My long-term research interests involve analyzing high-throughput sequencing data and computational modeling of biological systems. I am currently working on understanding the molecular regulation of mammalian meiosis from a computational analysis perspective.

Was there something specific about the Foundations of Computational Genomics course that drew you to apply?
My current projects require deeper understanding of analysis of protein-DNA binding and histone modifications. And since I am a mathematician by training, I wanted to have a fundamental and comprehensive understanding of sequencing techniques and computational methods in genomics.

What is your key takeaway from the Course?
It was something Jeff Leek, one of our instructors, said: “Look at your data." And to do so in each and every step of the analysis. 

Seda with fellow course trainees finalizing their end-of-course group project.

Seda with fellow course trainees finalizing their end-of-course group project.

How many CSHL courses have you attended? Any plans to attend a near future CSHL course and/or meeting? 
This was my first CSHL course, and I plan to attend Statistical Methods for Functional Genomics and/or Advanced Sequencing Technologies & Applications next year.

If someone curious in attending a future iteration of this course asked you for feedback or advice on it, what would you tell him/her?
It is a fast-paced and intense course, which consists of a very nice blend of lectures, hands-on workshops, and group projects. I would definitely recommend bringing your own data and biological questions so you're able to conduct more investigations and learn different perspectives and approaches from others. 

What do you like most about your time at CSHL?
My time at the course was, I think, one of the most productive periods of my life! I love being able to focus on nothing but learning, applying, and collaborating and, since I didn't have to worry about commuting or cooking, I was able to do just that during my time here - that was great!

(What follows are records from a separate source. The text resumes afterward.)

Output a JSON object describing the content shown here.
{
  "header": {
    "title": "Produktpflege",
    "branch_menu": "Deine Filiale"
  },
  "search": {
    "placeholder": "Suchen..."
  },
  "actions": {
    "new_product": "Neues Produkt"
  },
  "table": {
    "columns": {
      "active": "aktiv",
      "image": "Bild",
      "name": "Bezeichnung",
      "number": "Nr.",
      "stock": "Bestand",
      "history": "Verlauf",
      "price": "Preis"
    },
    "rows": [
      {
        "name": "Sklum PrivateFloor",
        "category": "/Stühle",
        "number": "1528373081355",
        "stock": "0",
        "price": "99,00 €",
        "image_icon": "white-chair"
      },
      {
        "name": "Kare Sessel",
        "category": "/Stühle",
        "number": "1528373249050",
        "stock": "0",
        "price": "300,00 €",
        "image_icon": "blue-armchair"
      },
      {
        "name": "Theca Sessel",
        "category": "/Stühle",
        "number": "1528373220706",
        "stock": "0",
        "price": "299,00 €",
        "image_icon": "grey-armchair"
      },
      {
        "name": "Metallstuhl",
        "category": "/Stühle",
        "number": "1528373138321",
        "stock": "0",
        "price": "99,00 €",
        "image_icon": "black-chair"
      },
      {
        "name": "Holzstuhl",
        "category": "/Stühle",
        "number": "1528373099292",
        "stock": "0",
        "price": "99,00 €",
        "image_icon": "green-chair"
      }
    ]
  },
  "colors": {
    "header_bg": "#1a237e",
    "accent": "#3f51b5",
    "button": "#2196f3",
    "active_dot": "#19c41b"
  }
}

Thank you to Seda for being this week's featured visitor. To meet other featured scientists - and discover the wide range of science that takes part in a CSHL meeting or course - go here.